= Activity =
If you see a picture in the data below, omit it and copy the rest exactly.

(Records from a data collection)
*** Begin section ***

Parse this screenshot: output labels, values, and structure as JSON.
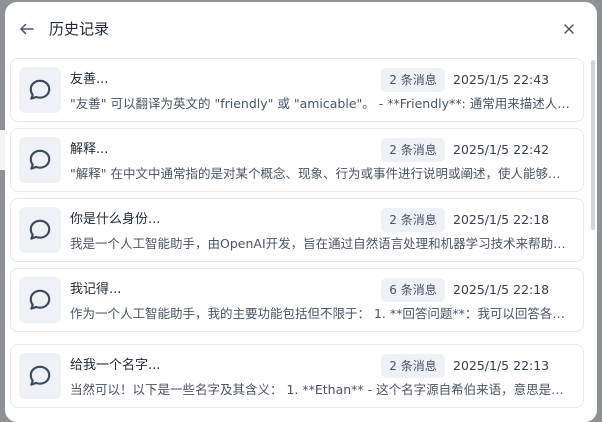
{
  "header": {
    "title": "历史记录"
  },
  "conversations": [
    {
      "title": "友善...",
      "badge": "2 条消息",
      "time": "2025/1/5 22:43",
      "preview": "\"友善\" 可以翻译为英文的 \"friendly\" 或 \"amicable\"。 - **Friendly**: 通常用来描述人的性格或行为友好"
    },
    {
      "title": "解释...",
      "badge": "2 条消息",
      "time": "2025/1/5 22:42",
      "preview": "\"解释\" 在中文中通常指的是对某个概念、现象、行为或事件进行说明或阐述，使人能够理解"
    },
    {
      "title": "你是什么身份...",
      "badge": "2 条消息",
      "time": "2025/1/5 22:18",
      "preview": "我是一个人工智能助手，由OpenAI开发，旨在通过自然语言处理和机器学习技术来帮助回答问题"
    },
    {
      "title": "我记得...",
      "badge": "6 条消息",
      "time": "2025/1/5 22:18",
      "preview": "作为一个人工智能助手，我的主要功能包括但不限于： 1. **回答问题**：我可以回答各种问题"
    },
    {
      "title": "给我一个名字...",
      "badge": "2 条消息",
      "time": "2025/1/5 22:13",
      "preview": "当然可以！以下是一些名字及其含义： 1. **Ethan** - 这个名字源自希伯来语，意思是坚强"
    }
  ],
  "icons": {
    "back": "arrow-left-icon",
    "close": "close-icon",
    "conversation": "chat-bubble-icon"
  },
  "colors": {
    "overlay": "#8e9196",
    "card_border": "#e5e7eb",
    "avatar_bg": "#eef1f6",
    "text_primary": "#1f2937",
    "text_secondary": "#4b5563"
  }
}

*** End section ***

= Your response =
Parse this screenshot: output labels, values, and structure as JSON.
{
  "header": {
    "title": "历史记录"
  },
  "conversations": [
    {
      "title": "友善...",
      "badge": "2 条消息",
      "time": "2025/1/5 22:43",
      "preview": "\"友善\" 可以翻译为英文的 \"friendly\" 或 \"amicable\"。 - **Friendly**: 通常用来描述人的性格或行为友好"
    },
    {
      "title": "解释...",
      "badge": "2 条消息",
      "time": "2025/1/5 22:42",
      "preview": "\"解释\" 在中文中通常指的是对某个概念、现象、行为或事件进行说明或阐述，使人能够理解"
    },
    {
      "title": "你是什么身份...",
      "badge": "2 条消息",
      "time": "2025/1/5 22:18",
      "preview": "我是一个人工智能助手，由OpenAI开发，旨在通过自然语言处理和机器学习技术来帮助回答问题"
    },
    {
      "title": "我记得...",
      "badge": "6 条消息",
      "time": "2025/1/5 22:18",
      "preview": "作为一个人工智能助手，我的主要功能包括但不限于： 1. **回答问题**：我可以回答各种问题"
    },
    {
      "title": "给我一个名字...",
      "badge": "2 条消息",
      "time": "2025/1/5 22:13",
      "preview": "当然可以！以下是一些名字及其含义： 1. **Ethan** - 这个名字源自希伯来语，意思是坚强"
    }
  ],
  "icons": {
    "back": "arrow-left-icon",
    "close": "close-icon",
    "conversation": "chat-bubble-icon"
  },
  "colors": {
    "overlay": "#8e9196",
    "card_border": "#e5e7eb",
    "avatar_bg": "#eef1f6",
    "text_primary": "#1f2937",
    "text_secondary": "#4b5563"
  }
}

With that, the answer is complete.